> **SOURCE RECORDS**:
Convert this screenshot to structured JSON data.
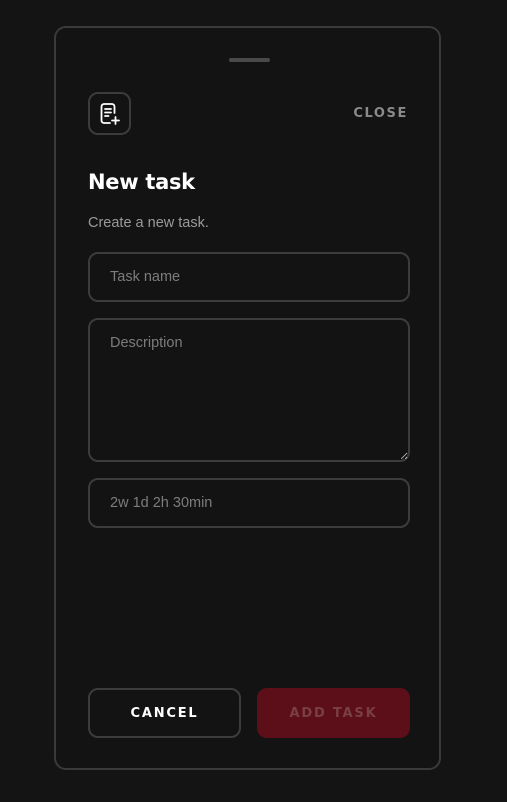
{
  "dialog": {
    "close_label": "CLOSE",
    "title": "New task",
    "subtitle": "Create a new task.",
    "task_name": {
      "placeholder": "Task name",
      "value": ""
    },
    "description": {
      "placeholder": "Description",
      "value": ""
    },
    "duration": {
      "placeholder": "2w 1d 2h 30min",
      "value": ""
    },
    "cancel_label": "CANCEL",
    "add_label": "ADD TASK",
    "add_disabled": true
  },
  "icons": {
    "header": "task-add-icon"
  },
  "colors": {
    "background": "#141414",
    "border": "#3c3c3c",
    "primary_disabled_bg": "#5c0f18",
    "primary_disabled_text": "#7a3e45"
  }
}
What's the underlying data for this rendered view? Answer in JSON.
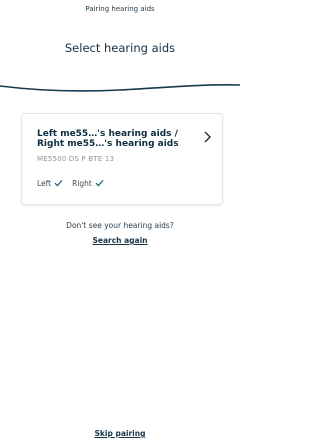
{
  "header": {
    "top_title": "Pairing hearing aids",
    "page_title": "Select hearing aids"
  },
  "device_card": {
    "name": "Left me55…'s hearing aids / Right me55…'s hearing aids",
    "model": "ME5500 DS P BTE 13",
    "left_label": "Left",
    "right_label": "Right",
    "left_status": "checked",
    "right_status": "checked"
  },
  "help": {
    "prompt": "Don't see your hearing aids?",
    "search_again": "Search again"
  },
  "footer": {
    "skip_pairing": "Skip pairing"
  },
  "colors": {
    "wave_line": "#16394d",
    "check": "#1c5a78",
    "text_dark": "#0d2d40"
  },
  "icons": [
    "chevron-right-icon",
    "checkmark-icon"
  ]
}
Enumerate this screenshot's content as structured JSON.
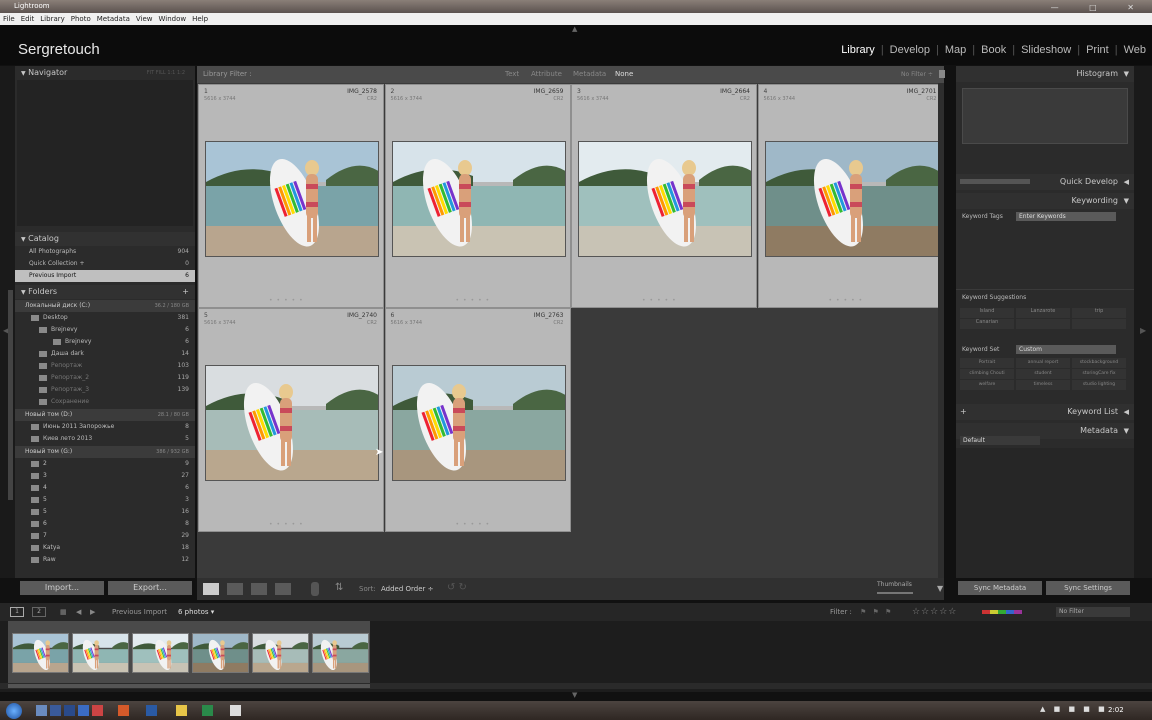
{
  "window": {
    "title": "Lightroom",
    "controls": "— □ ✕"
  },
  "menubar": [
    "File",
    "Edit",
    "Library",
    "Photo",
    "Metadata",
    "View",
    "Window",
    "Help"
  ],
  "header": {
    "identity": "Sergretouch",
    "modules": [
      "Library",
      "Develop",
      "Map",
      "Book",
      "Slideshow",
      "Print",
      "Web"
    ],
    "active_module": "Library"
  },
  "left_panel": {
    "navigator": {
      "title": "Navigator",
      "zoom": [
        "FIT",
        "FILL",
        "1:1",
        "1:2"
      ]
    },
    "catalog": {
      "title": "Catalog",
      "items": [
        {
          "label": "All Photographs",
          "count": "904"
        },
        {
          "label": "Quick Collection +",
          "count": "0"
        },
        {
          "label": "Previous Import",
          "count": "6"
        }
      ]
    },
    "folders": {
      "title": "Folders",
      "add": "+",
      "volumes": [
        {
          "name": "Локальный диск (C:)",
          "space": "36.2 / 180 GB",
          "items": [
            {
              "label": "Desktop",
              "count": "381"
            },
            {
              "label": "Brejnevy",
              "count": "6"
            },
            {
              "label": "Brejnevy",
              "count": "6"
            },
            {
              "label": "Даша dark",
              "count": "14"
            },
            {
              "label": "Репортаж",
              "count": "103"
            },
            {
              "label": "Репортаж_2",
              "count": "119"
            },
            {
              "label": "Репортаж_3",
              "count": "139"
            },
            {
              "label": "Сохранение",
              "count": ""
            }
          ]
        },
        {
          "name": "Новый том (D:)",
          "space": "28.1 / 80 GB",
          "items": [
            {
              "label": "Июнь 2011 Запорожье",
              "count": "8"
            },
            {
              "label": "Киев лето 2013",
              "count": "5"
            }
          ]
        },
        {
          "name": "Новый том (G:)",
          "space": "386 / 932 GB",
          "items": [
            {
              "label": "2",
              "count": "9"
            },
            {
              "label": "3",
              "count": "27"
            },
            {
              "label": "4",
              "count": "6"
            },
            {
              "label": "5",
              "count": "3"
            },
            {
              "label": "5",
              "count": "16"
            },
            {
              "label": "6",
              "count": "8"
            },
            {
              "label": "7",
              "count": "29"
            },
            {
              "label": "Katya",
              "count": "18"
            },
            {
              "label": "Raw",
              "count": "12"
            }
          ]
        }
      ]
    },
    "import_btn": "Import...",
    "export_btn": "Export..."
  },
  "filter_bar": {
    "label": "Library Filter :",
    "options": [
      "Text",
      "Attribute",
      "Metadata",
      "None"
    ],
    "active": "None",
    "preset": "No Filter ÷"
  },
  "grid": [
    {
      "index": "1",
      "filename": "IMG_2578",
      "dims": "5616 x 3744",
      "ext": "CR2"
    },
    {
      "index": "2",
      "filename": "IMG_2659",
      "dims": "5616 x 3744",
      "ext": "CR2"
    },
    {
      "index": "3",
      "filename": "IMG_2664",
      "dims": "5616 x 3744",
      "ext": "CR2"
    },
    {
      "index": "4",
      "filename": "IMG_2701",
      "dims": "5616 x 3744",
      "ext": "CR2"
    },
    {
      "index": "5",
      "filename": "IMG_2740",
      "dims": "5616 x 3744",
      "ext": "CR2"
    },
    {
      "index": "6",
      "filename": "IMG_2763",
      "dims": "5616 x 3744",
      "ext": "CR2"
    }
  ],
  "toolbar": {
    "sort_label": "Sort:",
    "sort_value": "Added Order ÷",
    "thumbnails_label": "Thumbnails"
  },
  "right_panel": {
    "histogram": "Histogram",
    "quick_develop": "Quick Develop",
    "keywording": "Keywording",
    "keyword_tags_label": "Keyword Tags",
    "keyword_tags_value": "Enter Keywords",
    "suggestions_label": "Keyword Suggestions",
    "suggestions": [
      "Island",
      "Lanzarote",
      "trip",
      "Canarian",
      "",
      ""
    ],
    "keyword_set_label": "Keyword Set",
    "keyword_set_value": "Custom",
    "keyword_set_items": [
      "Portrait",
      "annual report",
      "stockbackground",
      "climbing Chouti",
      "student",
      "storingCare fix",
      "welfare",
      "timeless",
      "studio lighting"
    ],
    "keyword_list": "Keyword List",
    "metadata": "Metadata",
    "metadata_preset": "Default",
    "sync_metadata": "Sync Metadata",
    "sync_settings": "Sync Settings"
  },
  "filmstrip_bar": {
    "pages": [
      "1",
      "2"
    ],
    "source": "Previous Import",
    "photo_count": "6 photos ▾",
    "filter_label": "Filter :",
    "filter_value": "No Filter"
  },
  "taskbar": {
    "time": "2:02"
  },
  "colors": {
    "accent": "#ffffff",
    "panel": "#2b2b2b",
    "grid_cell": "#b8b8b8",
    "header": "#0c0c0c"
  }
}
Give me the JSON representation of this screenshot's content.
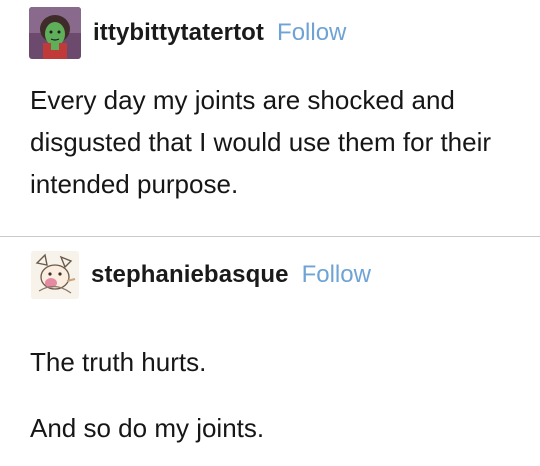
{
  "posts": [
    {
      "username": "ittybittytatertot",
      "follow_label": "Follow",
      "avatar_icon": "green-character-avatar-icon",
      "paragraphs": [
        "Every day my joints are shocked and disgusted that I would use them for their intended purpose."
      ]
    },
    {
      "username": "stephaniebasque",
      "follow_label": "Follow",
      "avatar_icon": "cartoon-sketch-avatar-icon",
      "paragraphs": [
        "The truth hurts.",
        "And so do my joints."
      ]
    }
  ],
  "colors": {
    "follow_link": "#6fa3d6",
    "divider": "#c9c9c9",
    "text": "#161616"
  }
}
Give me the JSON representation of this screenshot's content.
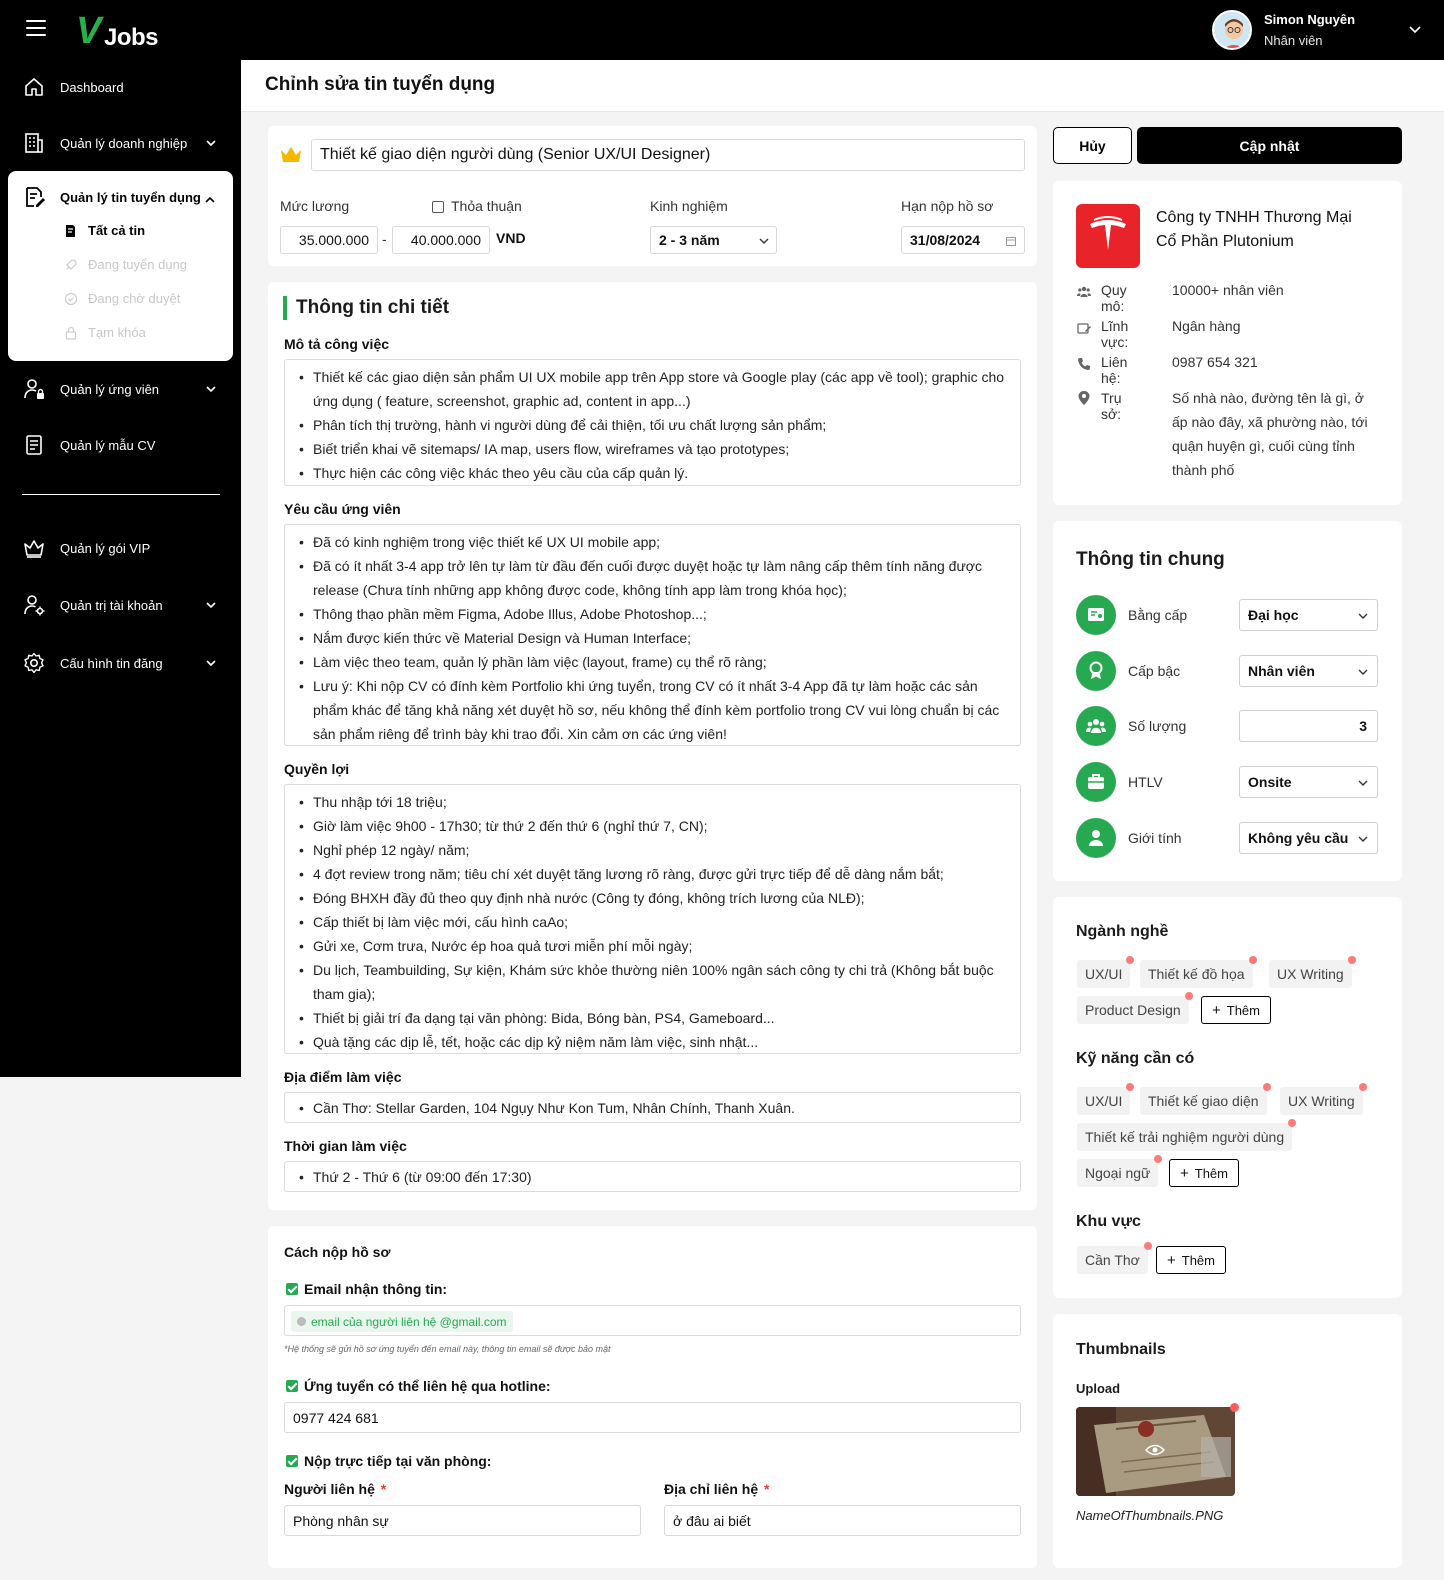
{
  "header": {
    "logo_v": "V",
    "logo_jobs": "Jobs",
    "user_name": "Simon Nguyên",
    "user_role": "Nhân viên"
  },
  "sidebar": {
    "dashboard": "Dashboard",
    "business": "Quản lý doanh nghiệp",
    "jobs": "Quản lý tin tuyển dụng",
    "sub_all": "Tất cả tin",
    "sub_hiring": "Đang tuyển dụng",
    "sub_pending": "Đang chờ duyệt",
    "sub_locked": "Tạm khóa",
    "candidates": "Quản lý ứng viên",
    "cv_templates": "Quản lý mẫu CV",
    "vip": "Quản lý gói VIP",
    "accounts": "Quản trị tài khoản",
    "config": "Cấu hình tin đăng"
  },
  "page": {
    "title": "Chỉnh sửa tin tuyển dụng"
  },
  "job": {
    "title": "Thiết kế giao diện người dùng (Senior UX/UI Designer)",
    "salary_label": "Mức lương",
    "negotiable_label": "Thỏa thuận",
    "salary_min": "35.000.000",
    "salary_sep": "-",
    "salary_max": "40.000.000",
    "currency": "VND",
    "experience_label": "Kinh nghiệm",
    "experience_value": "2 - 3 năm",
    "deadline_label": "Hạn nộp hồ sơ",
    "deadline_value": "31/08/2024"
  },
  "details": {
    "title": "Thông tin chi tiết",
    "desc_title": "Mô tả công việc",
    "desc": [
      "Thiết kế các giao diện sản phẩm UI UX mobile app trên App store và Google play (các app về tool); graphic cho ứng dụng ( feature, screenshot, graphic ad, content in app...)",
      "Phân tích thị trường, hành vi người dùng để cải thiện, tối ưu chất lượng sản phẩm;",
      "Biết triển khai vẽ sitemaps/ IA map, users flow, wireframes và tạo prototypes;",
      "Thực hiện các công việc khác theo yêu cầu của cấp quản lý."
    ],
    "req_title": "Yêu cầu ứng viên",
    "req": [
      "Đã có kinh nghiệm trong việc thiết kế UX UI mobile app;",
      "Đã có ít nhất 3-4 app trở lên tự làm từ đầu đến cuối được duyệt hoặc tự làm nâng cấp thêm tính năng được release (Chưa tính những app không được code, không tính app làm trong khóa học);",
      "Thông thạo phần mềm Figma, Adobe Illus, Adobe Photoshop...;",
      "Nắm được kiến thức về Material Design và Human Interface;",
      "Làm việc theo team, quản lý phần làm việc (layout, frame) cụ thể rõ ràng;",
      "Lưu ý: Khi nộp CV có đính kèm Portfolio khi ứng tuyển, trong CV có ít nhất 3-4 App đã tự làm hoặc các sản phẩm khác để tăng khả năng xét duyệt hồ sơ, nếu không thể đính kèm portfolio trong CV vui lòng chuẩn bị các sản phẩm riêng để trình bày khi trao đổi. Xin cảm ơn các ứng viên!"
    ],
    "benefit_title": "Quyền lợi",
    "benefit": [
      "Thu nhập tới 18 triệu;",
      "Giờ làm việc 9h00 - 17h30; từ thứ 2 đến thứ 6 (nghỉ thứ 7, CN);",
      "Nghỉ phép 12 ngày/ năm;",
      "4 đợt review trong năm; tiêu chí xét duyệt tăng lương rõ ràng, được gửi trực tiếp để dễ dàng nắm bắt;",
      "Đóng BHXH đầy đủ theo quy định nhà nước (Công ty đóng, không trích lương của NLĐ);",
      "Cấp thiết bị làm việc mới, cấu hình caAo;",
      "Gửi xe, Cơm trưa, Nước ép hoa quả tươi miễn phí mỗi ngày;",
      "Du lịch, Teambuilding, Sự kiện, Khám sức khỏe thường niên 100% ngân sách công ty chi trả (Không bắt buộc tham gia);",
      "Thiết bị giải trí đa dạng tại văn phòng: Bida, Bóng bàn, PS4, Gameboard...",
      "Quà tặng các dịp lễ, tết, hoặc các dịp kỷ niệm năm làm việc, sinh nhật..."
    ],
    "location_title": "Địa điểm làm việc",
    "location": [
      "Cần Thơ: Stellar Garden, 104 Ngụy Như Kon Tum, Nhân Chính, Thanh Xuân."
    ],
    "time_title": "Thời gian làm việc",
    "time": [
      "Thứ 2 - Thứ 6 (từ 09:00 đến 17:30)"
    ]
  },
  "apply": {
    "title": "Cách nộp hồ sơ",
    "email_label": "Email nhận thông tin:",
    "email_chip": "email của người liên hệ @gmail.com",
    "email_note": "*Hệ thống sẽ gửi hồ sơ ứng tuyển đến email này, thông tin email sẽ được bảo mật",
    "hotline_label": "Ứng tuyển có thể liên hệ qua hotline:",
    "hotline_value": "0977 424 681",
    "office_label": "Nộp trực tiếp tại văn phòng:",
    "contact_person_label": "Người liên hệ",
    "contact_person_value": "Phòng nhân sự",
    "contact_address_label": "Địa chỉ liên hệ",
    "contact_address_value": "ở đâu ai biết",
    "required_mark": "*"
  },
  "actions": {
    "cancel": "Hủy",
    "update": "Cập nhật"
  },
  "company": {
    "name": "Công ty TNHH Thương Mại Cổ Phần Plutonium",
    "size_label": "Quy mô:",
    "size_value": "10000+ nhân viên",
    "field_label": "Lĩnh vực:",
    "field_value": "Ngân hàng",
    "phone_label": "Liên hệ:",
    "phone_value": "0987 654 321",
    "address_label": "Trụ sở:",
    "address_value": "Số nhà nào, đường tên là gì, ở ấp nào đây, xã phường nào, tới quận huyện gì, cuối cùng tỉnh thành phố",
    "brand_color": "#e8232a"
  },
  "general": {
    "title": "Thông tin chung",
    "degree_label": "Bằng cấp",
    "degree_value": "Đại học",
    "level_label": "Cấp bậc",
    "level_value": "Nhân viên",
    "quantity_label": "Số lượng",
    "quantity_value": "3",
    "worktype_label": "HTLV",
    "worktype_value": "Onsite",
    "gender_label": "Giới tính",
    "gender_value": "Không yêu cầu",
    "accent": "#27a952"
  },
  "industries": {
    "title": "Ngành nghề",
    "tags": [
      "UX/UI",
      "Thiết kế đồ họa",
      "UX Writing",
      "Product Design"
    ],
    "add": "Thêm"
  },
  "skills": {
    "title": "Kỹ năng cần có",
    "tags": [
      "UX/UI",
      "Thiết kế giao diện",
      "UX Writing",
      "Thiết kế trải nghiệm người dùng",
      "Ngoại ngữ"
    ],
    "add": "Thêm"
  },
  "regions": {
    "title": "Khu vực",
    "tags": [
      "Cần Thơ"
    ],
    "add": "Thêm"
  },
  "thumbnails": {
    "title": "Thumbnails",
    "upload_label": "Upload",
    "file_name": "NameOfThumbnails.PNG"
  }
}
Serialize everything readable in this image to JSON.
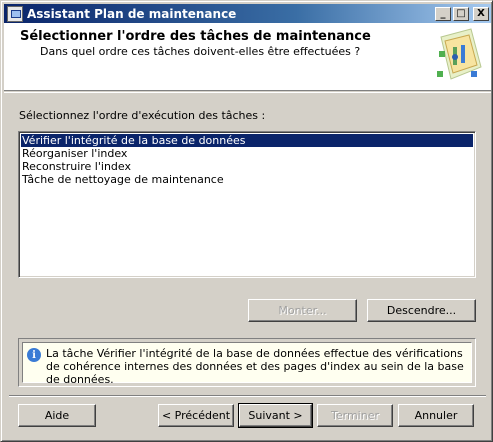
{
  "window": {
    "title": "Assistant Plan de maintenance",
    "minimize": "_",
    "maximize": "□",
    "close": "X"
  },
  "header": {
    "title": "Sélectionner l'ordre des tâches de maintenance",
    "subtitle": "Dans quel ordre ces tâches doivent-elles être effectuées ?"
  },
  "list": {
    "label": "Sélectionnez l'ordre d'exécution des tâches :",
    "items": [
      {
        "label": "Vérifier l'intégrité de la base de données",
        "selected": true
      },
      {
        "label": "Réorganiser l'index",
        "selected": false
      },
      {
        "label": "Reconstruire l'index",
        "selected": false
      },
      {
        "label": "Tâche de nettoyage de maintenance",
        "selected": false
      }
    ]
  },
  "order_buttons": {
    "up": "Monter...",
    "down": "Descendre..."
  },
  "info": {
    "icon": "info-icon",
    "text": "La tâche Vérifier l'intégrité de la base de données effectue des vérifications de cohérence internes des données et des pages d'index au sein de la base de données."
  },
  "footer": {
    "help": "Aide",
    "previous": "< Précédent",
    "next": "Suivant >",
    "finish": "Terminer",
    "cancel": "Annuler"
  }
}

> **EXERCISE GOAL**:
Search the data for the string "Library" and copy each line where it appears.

> **EXERCISE OUTPUT**:
    "Library",
      "Library",
    "active_module": "Library"
    "label": "Library Filter :",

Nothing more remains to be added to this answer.